Op Ed with Bob Branco – Jaws and Typos Are Not the Best of Friends

Have you ever received emailed correspondence that was filled with typographical errors and misspellings, and wondered what in the world the letter was about because the speech software couldn’t pronounce some of it properly? It’s happened to me more times than I care to admit, and I feel that with today’s technology, as well as the protection offered by computers against these errors, that more of an effort would be made to correct mistakes. Every time I write a letter, I always read it over again before I send it out, just to make sure it’s readable and error free. Sometimes I never know the mistakes I make when I write, especially when I write quickly.

What’s even more interesting is that some of the correspondence I receive that isn’t proofread comes from professionals in the field of human services. It’s one thing to make a mistake, because we all do, but it’s another when people ignore the mistakes and send them out. As a blind person who depends on Jaws, I sometimes have to take things out of context that have typos because Jaws either mispronounces those words, or spells out groups of letters if there are no vowels to read. This makes the task of reading the material a bit tougher.

I don’t know how this appears to the average sighted reader. Maybe they have their own way of deciphering uncorrected text. I can too, but only to a point.

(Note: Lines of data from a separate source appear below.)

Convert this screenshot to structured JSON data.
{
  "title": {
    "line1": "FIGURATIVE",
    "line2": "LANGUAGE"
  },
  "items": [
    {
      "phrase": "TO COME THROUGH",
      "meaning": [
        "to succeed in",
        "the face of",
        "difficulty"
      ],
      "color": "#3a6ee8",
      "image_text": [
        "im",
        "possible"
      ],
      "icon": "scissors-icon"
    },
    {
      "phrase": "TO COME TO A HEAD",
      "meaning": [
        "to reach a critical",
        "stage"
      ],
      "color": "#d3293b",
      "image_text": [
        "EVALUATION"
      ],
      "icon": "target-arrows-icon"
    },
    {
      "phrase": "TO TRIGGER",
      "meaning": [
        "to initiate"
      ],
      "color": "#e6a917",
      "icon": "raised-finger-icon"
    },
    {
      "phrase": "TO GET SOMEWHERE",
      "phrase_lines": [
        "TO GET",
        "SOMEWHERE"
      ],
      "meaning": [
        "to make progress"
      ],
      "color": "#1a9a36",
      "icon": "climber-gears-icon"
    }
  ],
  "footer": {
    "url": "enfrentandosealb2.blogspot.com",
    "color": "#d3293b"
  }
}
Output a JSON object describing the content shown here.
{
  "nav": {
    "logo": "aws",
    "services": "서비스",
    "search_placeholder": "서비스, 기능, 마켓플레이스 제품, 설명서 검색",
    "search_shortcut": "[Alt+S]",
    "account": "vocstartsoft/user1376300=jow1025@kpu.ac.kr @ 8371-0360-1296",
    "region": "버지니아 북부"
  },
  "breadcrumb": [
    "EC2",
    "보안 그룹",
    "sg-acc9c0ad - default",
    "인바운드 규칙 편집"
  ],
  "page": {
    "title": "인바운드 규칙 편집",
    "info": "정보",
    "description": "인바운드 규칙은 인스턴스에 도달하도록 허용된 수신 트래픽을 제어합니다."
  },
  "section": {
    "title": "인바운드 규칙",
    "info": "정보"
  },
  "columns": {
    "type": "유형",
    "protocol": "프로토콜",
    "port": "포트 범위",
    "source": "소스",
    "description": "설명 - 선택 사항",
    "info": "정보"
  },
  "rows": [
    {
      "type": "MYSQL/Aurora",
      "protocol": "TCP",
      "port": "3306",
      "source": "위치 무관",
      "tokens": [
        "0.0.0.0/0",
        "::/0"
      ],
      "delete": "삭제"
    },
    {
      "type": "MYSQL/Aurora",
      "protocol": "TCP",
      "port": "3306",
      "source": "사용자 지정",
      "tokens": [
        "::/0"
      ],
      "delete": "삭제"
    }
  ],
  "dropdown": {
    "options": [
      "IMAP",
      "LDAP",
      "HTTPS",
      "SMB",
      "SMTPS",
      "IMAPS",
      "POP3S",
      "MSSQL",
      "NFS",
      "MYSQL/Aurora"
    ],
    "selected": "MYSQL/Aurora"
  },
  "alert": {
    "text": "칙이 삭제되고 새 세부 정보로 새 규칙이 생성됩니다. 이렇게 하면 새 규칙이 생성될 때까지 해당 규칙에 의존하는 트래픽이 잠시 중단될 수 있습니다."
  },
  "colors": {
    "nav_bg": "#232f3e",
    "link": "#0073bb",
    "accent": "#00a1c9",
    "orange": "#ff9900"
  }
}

Most computers have spell check programs, and for those that don’t, there are other ways to edit mistakes. In the couple minutes it takes to proofread your letter, you may be saving someone a significant amount of time when they read it later on.

For what it’s worth, those of you who write to this magazine do a fine job on your correspondence, and we certainly understand everything you say. Keep up the good work.

Comments are closed.